## Work required
Would you filter the listing below so that only lines with the word "text" remain?

## Records for processing
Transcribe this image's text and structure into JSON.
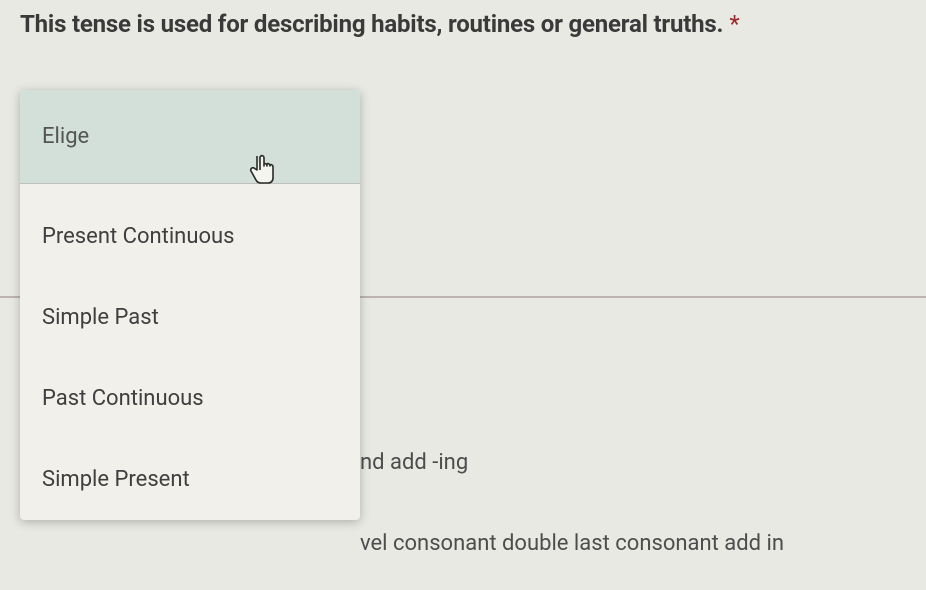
{
  "question": {
    "text": "This tense is used for describing habits, routines or general truths.",
    "required_marker": "*"
  },
  "dropdown": {
    "placeholder": "Elige",
    "options": [
      "Present Continuous",
      "Simple Past",
      "Past Continuous",
      "Simple Present"
    ]
  },
  "background": {
    "line1": "nd add -ing",
    "line2": "vel consonant double last consonant add in"
  }
}
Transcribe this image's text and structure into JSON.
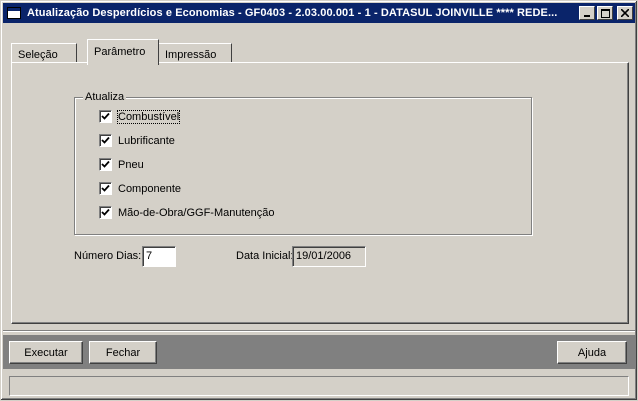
{
  "window": {
    "title": "Atualização Desperdícios e Economias - GF0403 - 2.03.00.001 - 1 - DATASUL JOINVILLE **** REDE...",
    "min_label": "_",
    "max_label": "□",
    "close_label": "×"
  },
  "tabs": [
    {
      "label": "Seleção"
    },
    {
      "label": "Parâmetro"
    },
    {
      "label": "Impressão"
    }
  ],
  "group": {
    "title": "Atualiza",
    "items": [
      {
        "label": "Combustível",
        "checked": true
      },
      {
        "label": "Lubrificante",
        "checked": true
      },
      {
        "label": "Pneu",
        "checked": true
      },
      {
        "label": "Componente",
        "checked": true
      },
      {
        "label": "Mão-de-Obra/GGF-Manutenção",
        "checked": true
      }
    ]
  },
  "fields": {
    "numero_dias_label": "Número Dias:",
    "numero_dias_value": "7",
    "data_inicial_label": "Data Inicial:",
    "data_inicial_value": "19/01/2006"
  },
  "buttons": {
    "executar": "Executar",
    "fechar": "Fechar",
    "ajuda": "Ajuda"
  },
  "status": {
    "text": ""
  }
}
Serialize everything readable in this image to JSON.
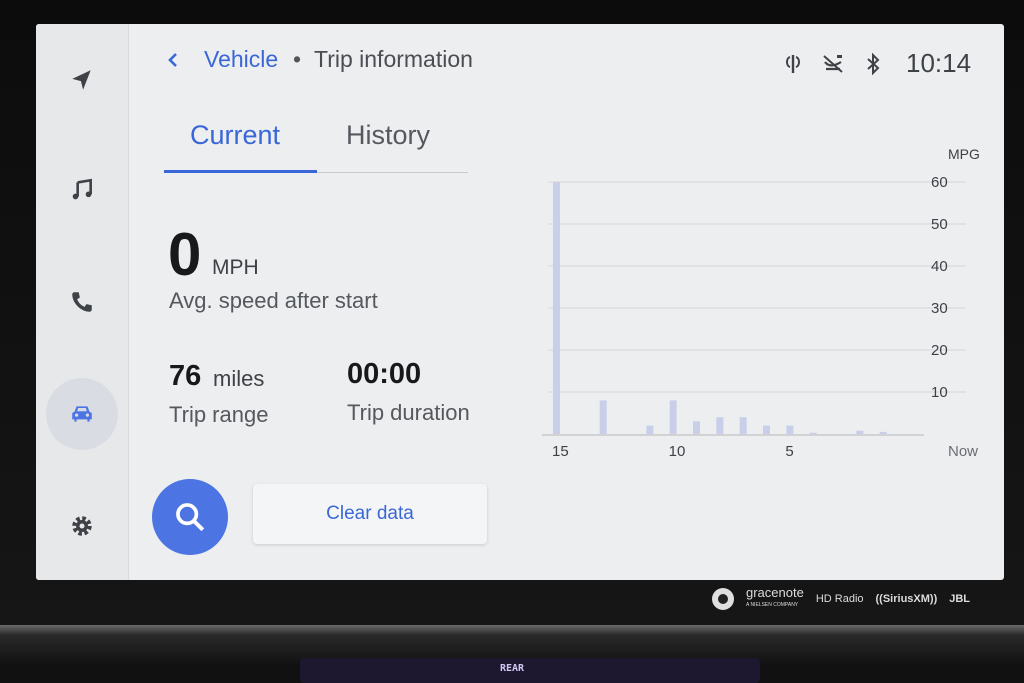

## Output for this task
Transcribe this image's text and structure into JSON.
    "text": "This tense is used for describing habits, routines or general truths.",
Transcribe this image's text and structure into JSON.
    "text": ""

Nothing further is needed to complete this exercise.